### Task statement
Copy out each line of the data below in which the string "rank" appears.

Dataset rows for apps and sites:
§

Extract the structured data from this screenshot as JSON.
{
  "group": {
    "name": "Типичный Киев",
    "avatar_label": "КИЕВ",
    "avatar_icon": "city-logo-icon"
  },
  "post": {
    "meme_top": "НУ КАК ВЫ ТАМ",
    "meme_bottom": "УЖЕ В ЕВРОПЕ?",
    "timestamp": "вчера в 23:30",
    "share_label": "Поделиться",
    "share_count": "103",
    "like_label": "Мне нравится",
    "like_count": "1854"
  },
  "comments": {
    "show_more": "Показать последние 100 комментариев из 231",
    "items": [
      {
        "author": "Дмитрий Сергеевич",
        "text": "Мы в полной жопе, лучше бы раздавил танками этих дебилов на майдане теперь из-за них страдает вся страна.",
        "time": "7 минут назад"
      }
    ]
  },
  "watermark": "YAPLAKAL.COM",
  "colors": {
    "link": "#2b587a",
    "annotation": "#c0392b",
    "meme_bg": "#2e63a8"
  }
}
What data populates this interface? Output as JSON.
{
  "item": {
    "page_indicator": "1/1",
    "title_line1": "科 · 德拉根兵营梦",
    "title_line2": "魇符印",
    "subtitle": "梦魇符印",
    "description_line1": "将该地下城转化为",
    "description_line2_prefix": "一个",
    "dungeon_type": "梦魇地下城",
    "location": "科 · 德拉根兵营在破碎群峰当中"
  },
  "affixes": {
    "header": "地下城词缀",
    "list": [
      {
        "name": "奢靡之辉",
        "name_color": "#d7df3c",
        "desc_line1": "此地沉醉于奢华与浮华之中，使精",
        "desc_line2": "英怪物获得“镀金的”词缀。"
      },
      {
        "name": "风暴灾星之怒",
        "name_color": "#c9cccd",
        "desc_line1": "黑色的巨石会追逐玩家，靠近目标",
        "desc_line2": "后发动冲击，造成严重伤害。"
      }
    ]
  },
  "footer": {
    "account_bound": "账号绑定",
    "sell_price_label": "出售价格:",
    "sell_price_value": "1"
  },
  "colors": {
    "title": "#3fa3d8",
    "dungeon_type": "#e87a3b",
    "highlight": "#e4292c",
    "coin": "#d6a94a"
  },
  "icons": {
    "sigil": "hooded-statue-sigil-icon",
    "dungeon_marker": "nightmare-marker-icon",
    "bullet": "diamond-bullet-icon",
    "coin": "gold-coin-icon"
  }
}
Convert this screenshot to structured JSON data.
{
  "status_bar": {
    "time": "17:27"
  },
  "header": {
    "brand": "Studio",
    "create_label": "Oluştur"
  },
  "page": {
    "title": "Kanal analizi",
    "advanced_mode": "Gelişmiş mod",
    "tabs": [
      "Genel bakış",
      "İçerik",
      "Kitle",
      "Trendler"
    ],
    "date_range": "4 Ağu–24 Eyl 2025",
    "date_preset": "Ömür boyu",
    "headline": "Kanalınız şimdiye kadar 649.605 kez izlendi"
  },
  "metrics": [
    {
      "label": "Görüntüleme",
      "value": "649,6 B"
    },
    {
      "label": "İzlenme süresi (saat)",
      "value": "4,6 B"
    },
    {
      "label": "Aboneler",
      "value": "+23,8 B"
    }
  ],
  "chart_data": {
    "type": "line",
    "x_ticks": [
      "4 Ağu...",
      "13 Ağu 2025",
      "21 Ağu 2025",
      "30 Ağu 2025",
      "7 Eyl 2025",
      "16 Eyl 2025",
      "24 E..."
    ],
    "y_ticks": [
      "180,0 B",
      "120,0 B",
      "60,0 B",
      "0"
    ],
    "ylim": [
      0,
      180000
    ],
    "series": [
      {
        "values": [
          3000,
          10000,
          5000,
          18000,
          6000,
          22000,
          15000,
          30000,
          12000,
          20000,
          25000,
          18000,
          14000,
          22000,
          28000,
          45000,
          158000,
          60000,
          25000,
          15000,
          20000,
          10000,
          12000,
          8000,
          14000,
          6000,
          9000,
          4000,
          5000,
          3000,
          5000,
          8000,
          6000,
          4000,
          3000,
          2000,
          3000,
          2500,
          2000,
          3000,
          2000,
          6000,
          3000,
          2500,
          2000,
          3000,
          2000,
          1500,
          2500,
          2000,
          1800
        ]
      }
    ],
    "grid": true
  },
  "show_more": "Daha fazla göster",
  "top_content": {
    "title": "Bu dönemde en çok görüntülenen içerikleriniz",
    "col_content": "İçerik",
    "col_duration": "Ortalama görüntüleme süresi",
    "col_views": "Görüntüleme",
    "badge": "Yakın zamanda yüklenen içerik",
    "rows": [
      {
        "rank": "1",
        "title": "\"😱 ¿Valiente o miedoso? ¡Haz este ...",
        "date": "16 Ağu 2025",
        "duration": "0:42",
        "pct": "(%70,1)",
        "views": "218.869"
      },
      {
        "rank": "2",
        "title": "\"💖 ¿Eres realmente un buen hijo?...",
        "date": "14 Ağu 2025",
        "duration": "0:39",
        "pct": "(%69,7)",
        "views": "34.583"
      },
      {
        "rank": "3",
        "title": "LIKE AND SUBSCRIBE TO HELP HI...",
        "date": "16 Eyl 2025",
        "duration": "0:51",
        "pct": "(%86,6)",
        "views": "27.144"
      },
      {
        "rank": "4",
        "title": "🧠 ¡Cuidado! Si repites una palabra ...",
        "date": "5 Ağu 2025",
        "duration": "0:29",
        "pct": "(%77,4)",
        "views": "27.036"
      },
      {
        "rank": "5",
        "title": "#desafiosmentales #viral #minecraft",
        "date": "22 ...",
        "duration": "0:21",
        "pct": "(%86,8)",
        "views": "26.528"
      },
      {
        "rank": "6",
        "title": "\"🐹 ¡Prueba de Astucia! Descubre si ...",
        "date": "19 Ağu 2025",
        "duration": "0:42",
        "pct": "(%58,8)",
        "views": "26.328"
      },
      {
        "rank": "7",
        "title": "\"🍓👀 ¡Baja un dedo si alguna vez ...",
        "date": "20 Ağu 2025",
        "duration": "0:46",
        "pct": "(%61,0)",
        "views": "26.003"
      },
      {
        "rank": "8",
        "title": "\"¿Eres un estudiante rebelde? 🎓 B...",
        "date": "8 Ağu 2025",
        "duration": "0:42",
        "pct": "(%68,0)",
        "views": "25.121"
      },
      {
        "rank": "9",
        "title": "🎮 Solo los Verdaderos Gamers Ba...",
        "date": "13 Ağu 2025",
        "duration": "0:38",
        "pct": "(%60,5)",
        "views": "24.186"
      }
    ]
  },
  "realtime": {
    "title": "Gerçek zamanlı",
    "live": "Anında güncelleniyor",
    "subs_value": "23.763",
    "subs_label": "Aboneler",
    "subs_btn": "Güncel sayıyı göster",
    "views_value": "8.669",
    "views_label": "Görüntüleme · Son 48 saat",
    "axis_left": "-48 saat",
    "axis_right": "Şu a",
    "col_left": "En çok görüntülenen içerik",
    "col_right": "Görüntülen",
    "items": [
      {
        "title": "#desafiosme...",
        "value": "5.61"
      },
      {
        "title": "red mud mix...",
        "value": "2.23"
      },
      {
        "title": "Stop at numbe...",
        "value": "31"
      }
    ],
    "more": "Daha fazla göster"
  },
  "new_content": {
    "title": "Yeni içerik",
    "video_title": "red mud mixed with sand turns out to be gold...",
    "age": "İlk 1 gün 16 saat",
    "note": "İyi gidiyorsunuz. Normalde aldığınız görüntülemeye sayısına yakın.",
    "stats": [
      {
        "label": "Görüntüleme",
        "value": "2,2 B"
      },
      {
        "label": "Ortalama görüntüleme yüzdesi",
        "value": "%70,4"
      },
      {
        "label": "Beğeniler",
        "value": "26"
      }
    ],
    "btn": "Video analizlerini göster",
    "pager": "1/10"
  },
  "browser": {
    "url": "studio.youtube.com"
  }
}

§

### Solved exercise
        "rank": "1",
        "rank": "2",
        "rank": "3",
        "rank": "4",
        "rank": "5",
        "rank": "6",
        "rank": "7",
        "rank": "8",
        "rank": "9",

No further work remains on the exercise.